The Indiana Court of Appeals found the Hancock County Board of Commissioners was not liable for the way an intersection was designed but found there was an issue of material fact as to whether the county should have installed warning signs there. A man was killed at the intersection in 2009 in a crash with another vehicle, triggering a lawsuit.
Phillip Jones was driving a truck on County Road 400 West when he struck a car driven by 17-year-old Jacqueline Thomas on County Road 200 North. Jones died as a result of the crash. Drivers on 400 West weren’t required to stop at the intersection, but those on but 200 North were. Thomas had crept up a little bit in the intersection to see if drivers were coming before her car was hit by Jones, who died in the crash.

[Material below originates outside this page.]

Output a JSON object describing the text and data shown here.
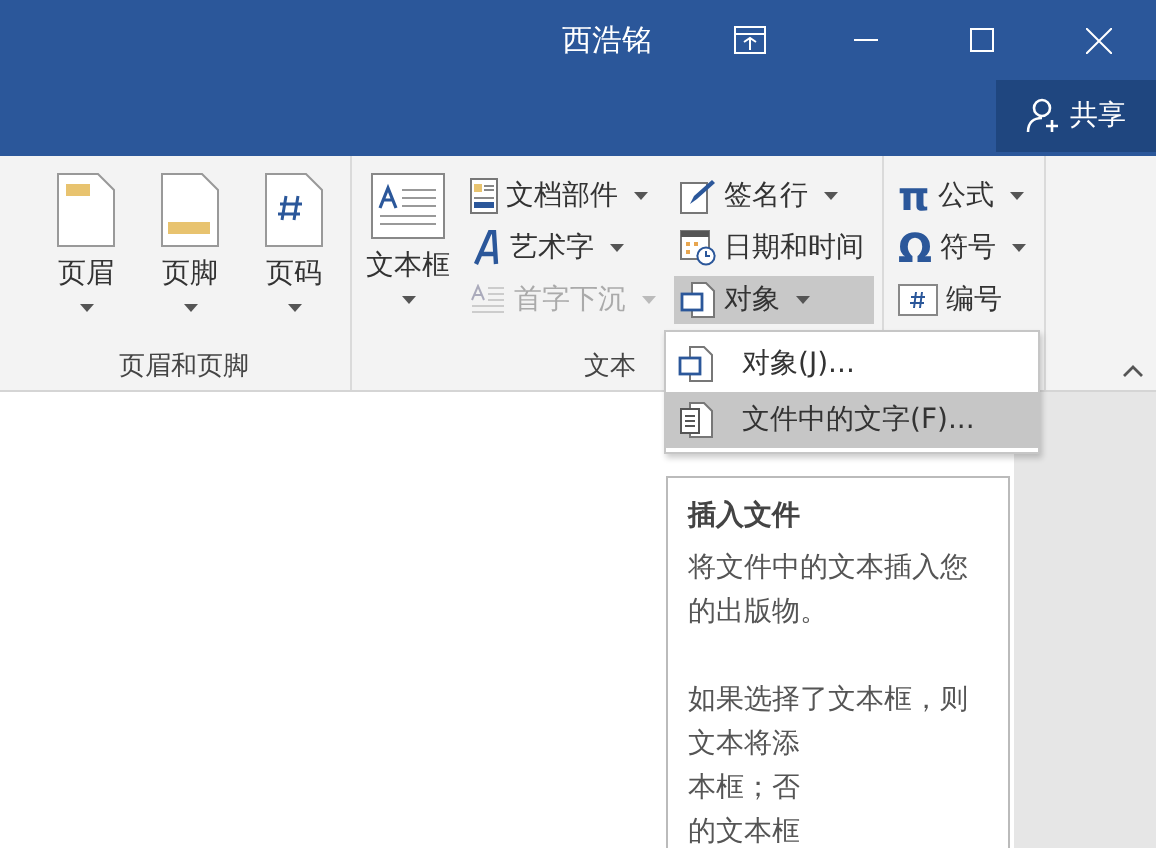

Nikki Jones filed a wrongful death suit against the Hancock County Board of Commissioners representing her son, alleging the board and highway department owed a duty to protect the users of Hancock County roadways form dangerous conditions. The suit claimed the board did not monitor accidents at the intersection and breached its duty by not installing an alternative traffic control device there. The board said it was immune under the Indiana Tort Claims Act, especially Indiana Code 34-13-3-3(8). The trial court granted summary judgment for the board, saying it was immune from liability for failure to adopt an ordinance changing the traffic control devices and for the design of the roads.
In an opinion written by Judge Elaine Brown, the COA agreed that the board was not liable for design of the intersection. An ordinance was adopted in 1992 which provided CR 400 was a preferential through road where it intersected 200N. Because Indiana Code 34-13-3-3-3(8) says “A governmental entity or an employee acting within the scope of the employee’s employment is not liable if a loss results from the following: The adoption and enforcement of or failure to adopt or enforce a law unless the act of enforcement constitutes false arrest or false imprisonment,” the COA upheld the ruling that the board was exempt.
However, the COA did find summary judgment was inappropriate when it came to the installation of warning signs. The board did not ask for summary judgment on this issue and could have installed warning signs because those are not required to go through a legislative process before being installed. The COA remanded this part of the decision the trial court for further proceedings.
The case is Nikki Jones, as Personal Representative of the Estate of Phillip Matthew Jones v. Hancock County Board of Commissioners, 30A01-1506-CT-543.